Increasingly, we see evidence that grandparents make up the highest percentage group of such carers using our national kinship care helpline service, and as a result, they are a key influence on our campaigns as we push for greater representation for them and the children they’re bringing up. On average, year on year since 2011, we have seen around 100 more grandparents contacting us annually about kinship care.

Our helpline, run by ParentLine Scotland, is available to kinship carers 365 days a year and our interaction with and support for grandparents in this service proves to us that the informality of kinship care has positive outcomes for vulnerable children and young people.

Love and happiness are central to the kinship care family. Kinship care can provide children, who have often had a very difficult and damaging start to life, with loving, safe and secure families. The rewards for the grandparents we have surveyed who take on such roles range from knowledge that the children are safe, loved and thriving in a secure environment, to being part of the child’s development and quite simply, knowing and seeing that the child is happy.

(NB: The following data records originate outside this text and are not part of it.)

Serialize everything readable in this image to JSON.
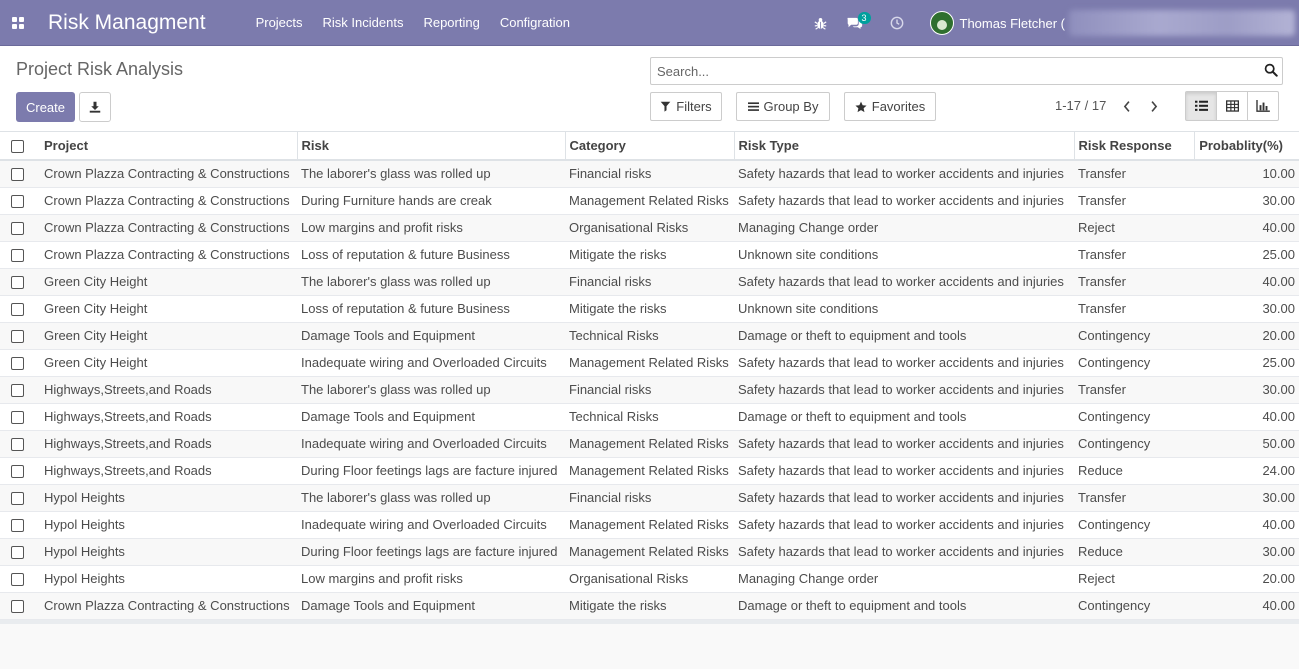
{
  "app": {
    "brand": "Risk Managment",
    "menu": [
      "Projects",
      "Risk Incidents",
      "Reporting",
      "Configration"
    ],
    "messages_count": "3",
    "user_name": "Thomas Fletcher ("
  },
  "control_panel": {
    "title": "Project Risk Analysis",
    "create_label": "Create",
    "search_placeholder": "Search...",
    "filters_label": "Filters",
    "group_by_label": "Group By",
    "favorites_label": "Favorites",
    "pager": "1-17 / 17"
  },
  "table": {
    "columns": [
      "Project",
      "Risk",
      "Category",
      "Risk Type",
      "Risk Response",
      "Probablity(%)"
    ],
    "rows": [
      [
        "Crown Plazza Contracting & Constructions",
        "The laborer's glass was rolled up",
        "Financial risks",
        "Safety hazards that lead to worker accidents and injuries",
        "Transfer",
        "10.00"
      ],
      [
        "Crown Plazza Contracting & Constructions",
        "During Furniture hands are creak",
        "Management Related Risks",
        "Safety hazards that lead to worker accidents and injuries",
        "Transfer",
        "30.00"
      ],
      [
        "Crown Plazza Contracting & Constructions",
        "Low margins and profit risks",
        "Organisational Risks",
        "Managing Change order",
        "Reject",
        "40.00"
      ],
      [
        "Crown Plazza Contracting & Constructions",
        "Loss of reputation & future Business",
        "Mitigate the risks",
        "Unknown site conditions",
        "Transfer",
        "25.00"
      ],
      [
        "Green City Height",
        "The laborer's glass was rolled up",
        "Financial risks",
        "Safety hazards that lead to worker accidents and injuries",
        "Transfer",
        "40.00"
      ],
      [
        "Green City Height",
        "Loss of reputation & future Business",
        "Mitigate the risks",
        "Unknown site conditions",
        "Transfer",
        "30.00"
      ],
      [
        "Green City Height",
        "Damage Tools and Equipment",
        "Technical Risks",
        "Damage or theft to equipment and tools",
        "Contingency",
        "20.00"
      ],
      [
        "Green City Height",
        "Inadequate wiring and Overloaded Circuits",
        "Management Related Risks",
        "Safety hazards that lead to worker accidents and injuries",
        "Contingency",
        "25.00"
      ],
      [
        "Highways,Streets,and Roads",
        "The laborer's glass was rolled up",
        "Financial risks",
        "Safety hazards that lead to worker accidents and injuries",
        "Transfer",
        "30.00"
      ],
      [
        "Highways,Streets,and Roads",
        "Damage Tools and Equipment",
        "Technical Risks",
        "Damage or theft to equipment and tools",
        "Contingency",
        "40.00"
      ],
      [
        "Highways,Streets,and Roads",
        "Inadequate wiring and Overloaded Circuits",
        "Management Related Risks",
        "Safety hazards that lead to worker accidents and injuries",
        "Contingency",
        "50.00"
      ],
      [
        "Highways,Streets,and Roads",
        "During Floor feetings lags are facture injured",
        "Management Related Risks",
        "Safety hazards that lead to worker accidents and injuries",
        "Reduce",
        "24.00"
      ],
      [
        "Hypol Heights",
        "The laborer's glass was rolled up",
        "Financial risks",
        "Safety hazards that lead to worker accidents and injuries",
        "Transfer",
        "30.00"
      ],
      [
        "Hypol Heights",
        "Inadequate wiring and Overloaded Circuits",
        "Management Related Risks",
        "Safety hazards that lead to worker accidents and injuries",
        "Contingency",
        "40.00"
      ],
      [
        "Hypol Heights",
        "During Floor feetings lags are facture injured",
        "Management Related Risks",
        "Safety hazards that lead to worker accidents and injuries",
        "Reduce",
        "30.00"
      ],
      [
        "Hypol Heights",
        "Low margins and profit risks",
        "Organisational Risks",
        "Managing Change order",
        "Reject",
        "20.00"
      ],
      [
        "Crown Plazza Contracting & Constructions",
        "Damage Tools and Equipment",
        "Mitigate the risks",
        "Damage or theft to equipment and tools",
        "Contingency",
        "40.00"
      ]
    ]
  },
  "colors": {
    "navbar": "#7c7bad",
    "primary_button": "#7c7bad",
    "badge": "#00a09d"
  }
}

Every child deserves that.

The meeting of emotional needs is one thing. However, as any carer knows, it is so often the practical side of financing a child’s upbringing which can create the greatest difficulty – and all too often a sense of isolation. Many of the grandparent kinship carers we speak to voice deep concern at a lack of financial support such as free school meals or clothing grants. Our Parentline volunteers can help with details of support services and contacts. However, there is still a disparity in the help offered to kinship carers from local authorities across Scotland. Some have dedicated kinship care social workers, but this is not the case in all areas, while structures for any kind of financial support or allowances can vary significantly across respective council regions.

The welfare, security and happiness of any child or family in a kinship care relationship should not be a postcode lottery, particularly when we know from experience that such arrangements are generally stronger and last longer than other types of placements.

It is that gap in uniformity of support for these incredible carers – many increasingly grandparents – which CHILDREN 1ST strives to address through our National Kinship Care Service.

Grandparents truly are special members of the family, and none more so than those who have delayed the rose-smelling years that wee bit longer in order to give their experience, security and support to a child who needs looked after and loved.

There’s no simpler or more powerful gift than that of making a child safe and happy.

The very least we can do this Grandparents’ Day is to start to acknowledge those who have taken hold of the reins of childcare for a second time in life and offer back our thanks with support, increased future resources and respect. «

Anne Houston is chief executive of CHILDREN 1ST. The National Kinship Care Helpline is 08000 28 22 33; or email parentlinescotland@children1st.org.uk